**GIVEN DATA:**
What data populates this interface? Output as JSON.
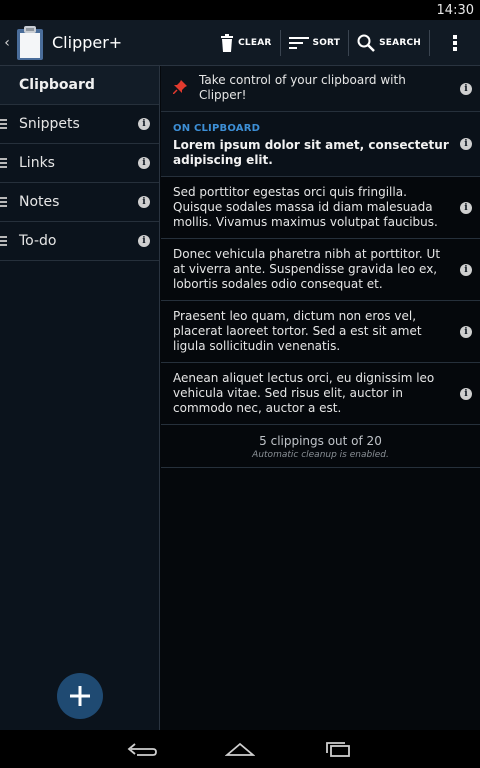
{
  "status_bar": {
    "time": "14:30"
  },
  "action_bar": {
    "title": "Clipper+",
    "clear_label": "CLEAR",
    "sort_label": "SORT",
    "search_label": "SEARCH"
  },
  "sidebar": {
    "header": "Clipboard",
    "items": [
      {
        "label": "Snippets"
      },
      {
        "label": "Links"
      },
      {
        "label": "Notes"
      },
      {
        "label": "To-do"
      }
    ]
  },
  "main": {
    "pinned": {
      "text": "Take control of your clipboard with Clipper!"
    },
    "current": {
      "label": "ON CLIPBOARD",
      "text": "Lorem ipsum dolor sit amet, consectetur adipiscing elit."
    },
    "clips": [
      {
        "text": "Sed porttitor egestas orci quis fringilla. Quisque sodales massa id diam malesuada mollis. Vivamus maximus volutpat faucibus."
      },
      {
        "text": "Donec vehicula pharetra nibh at porttitor. Ut at viverra ante. Suspendisse gravida leo ex, lobortis sodales odio consequat et."
      },
      {
        "text": "Praesent leo quam, dictum non eros vel, placerat laoreet tortor. Sed a est sit amet ligula sollicitudin venenatis."
      },
      {
        "text": "Aenean aliquet lectus orci, eu dignissim leo vehicula vitae. Sed risus elit, auctor in commodo nec, auctor a est."
      }
    ],
    "summary": {
      "count": "5 clippings out of 20",
      "cleanup": "Automatic cleanup is enabled."
    }
  },
  "colors": {
    "accent": "#3d8fd6",
    "fab": "#1f4a72",
    "pin": "#e23a2e",
    "background": "#05080c"
  }
}
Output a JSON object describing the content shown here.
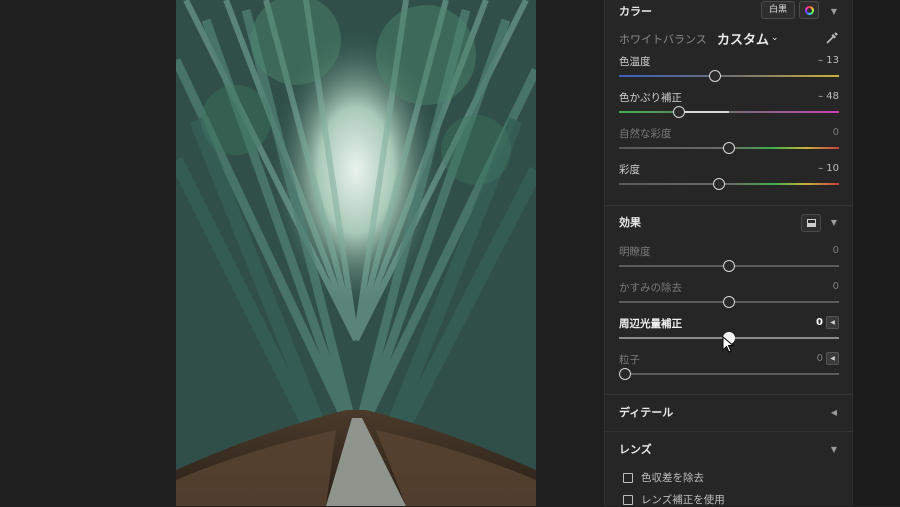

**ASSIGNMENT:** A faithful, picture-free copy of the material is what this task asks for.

**WRITTEN SOLUTION:**
What data populates this interface? Output as JSON.
{
  "status_bar": {
    "time": "14:30"
  },
  "action_bar": {
    "title": "Clipper+",
    "clear_label": "CLEAR",
    "sort_label": "SORT",
    "search_label": "SEARCH"
  },
  "sidebar": {
    "header": "Clipboard",
    "items": [
      {
        "label": "Snippets"
      },
      {
        "label": "Links"
      },
      {
        "label": "Notes"
      },
      {
        "label": "To-do"
      }
    ]
  },
  "main": {
    "pinned": {
      "text": "Take control of your clipboard with Clipper!"
    },
    "current": {
      "label": "ON CLIPBOARD",
      "text": "Lorem ipsum dolor sit amet, consectetur adipiscing elit."
    },
    "clips": [
      {
        "text": "Sed porttitor egestas orci quis fringilla. Quisque sodales massa id diam malesuada mollis. Vivamus maximus volutpat faucibus."
      },
      {
        "text": "Donec vehicula pharetra nibh at porttitor. Ut at viverra ante. Suspendisse gravida leo ex, lobortis sodales odio consequat et."
      },
      {
        "text": "Praesent leo quam, dictum non eros vel, placerat laoreet tortor. Sed a est sit amet ligula sollicitudin venenatis."
      },
      {
        "text": "Aenean aliquet lectus orci, eu dignissim leo vehicula vitae. Sed risus elit, auctor in commodo nec, auctor a est."
      }
    ],
    "summary": {
      "count": "5 clippings out of 20",
      "cleanup": "Automatic cleanup is enabled."
    }
  },
  "colors": {
    "accent": "#3d8fd6",
    "fab": "#1f4a72",
    "pin": "#e23a2e",
    "background": "#05080c"
  }
}
Output a JSON object describing the content shown here.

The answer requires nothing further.